Prompt: This exercise calls for an exact copy of the data below.

Exercise material:
○ ○ ○ ○

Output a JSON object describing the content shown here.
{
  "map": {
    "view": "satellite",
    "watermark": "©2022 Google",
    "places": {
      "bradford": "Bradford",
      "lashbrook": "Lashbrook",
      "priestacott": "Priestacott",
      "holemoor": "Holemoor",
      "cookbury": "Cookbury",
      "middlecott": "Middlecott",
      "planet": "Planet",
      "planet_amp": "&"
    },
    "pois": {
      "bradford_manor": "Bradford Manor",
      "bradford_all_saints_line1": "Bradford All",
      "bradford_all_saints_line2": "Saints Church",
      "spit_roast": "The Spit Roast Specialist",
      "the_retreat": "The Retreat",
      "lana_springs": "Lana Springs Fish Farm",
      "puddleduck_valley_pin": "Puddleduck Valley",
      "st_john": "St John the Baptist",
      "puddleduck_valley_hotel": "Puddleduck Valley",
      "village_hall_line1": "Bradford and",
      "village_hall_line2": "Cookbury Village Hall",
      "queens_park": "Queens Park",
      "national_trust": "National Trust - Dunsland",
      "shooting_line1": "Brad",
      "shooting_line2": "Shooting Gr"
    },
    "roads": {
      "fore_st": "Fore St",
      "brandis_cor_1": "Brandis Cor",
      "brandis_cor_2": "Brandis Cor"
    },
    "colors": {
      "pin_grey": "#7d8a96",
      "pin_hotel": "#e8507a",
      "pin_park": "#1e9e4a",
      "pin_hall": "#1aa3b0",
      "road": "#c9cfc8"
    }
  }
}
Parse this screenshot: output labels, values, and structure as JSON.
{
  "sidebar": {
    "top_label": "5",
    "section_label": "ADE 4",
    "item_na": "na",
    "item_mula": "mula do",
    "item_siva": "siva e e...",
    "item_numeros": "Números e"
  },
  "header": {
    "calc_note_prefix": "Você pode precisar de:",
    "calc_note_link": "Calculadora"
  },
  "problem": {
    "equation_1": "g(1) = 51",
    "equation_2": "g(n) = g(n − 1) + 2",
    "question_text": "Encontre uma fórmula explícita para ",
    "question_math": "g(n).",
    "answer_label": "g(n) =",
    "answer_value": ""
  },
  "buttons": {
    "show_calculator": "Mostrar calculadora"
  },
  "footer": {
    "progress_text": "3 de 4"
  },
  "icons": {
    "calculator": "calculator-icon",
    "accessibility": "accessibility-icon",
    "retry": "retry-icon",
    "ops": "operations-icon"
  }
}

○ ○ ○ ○

The completed task:
Output a JSON object describing the content shown here.
{
  "map": {
    "view": "satellite",
    "watermark": "©2022 Google",
    "places": {
      "bradford": "Bradford",
      "lashbrook": "Lashbrook",
      "priestacott": "Priestacott",
      "holemoor": "Holemoor",
      "cookbury": "Cookbury",
      "middlecott": "Middlecott",
      "planet": "Planet",
      "planet_amp": "&"
    },
    "pois": {
      "bradford_manor": "Bradford Manor",
      "bradford_all_saints_line1": "Bradford All",
      "bradford_all_saints_line2": "Saints Church",
      "spit_roast": "The Spit Roast Specialist",
      "the_retreat": "The Retreat",
      "lana_springs": "Lana Springs Fish Farm",
      "puddleduck_valley_pin": "Puddleduck Valley",
      "st_john": "St John the Baptist",
      "puddleduck_valley_hotel": "Puddleduck Valley",
      "village_hall_line1": "Bradford and",
      "village_hall_line2": "Cookbury Village Hall",
      "queens_park": "Queens Park",
      "national_trust": "National Trust - Dunsland",
      "shooting_line1": "Brad",
      "shooting_line2": "Shooting Gr"
    },
    "roads": {
      "fore_st": "Fore St",
      "brandis_cor_1": "Brandis Cor",
      "brandis_cor_2": "Brandis Cor"
    },
    "colors": {
      "pin_grey": "#7d8a96",
      "pin_hotel": "#e8507a",
      "pin_park": "#1e9e4a",
      "pin_hall": "#1aa3b0",
      "road": "#c9cfc8"
    }
  }
}
Parse this screenshot: output labels, values, and structure as JSON.
{
  "sidebar": {
    "top_label": "5",
    "section_label": "ADE 4",
    "item_na": "na",
    "item_mula": "mula do",
    "item_siva": "siva e e...",
    "item_numeros": "Números e"
  },
  "header": {
    "calc_note_prefix": "Você pode precisar de:",
    "calc_note_link": "Calculadora"
  },
  "problem": {
    "equation_1": "g(1) = 51",
    "equation_2": "g(n) = g(n − 1) + 2",
    "question_text": "Encontre uma fórmula explícita para ",
    "question_math": "g(n).",
    "answer_label": "g(n) =",
    "answer_value": ""
  },
  "buttons": {
    "show_calculator": "Mostrar calculadora"
  },
  "footer": {
    "progress_text": "3 de 4"
  },
  "icons": {
    "calculator": "calculator-icon",
    "accessibility": "accessibility-icon",
    "retry": "retry-icon",
    "ops": "operations-icon"
  }
}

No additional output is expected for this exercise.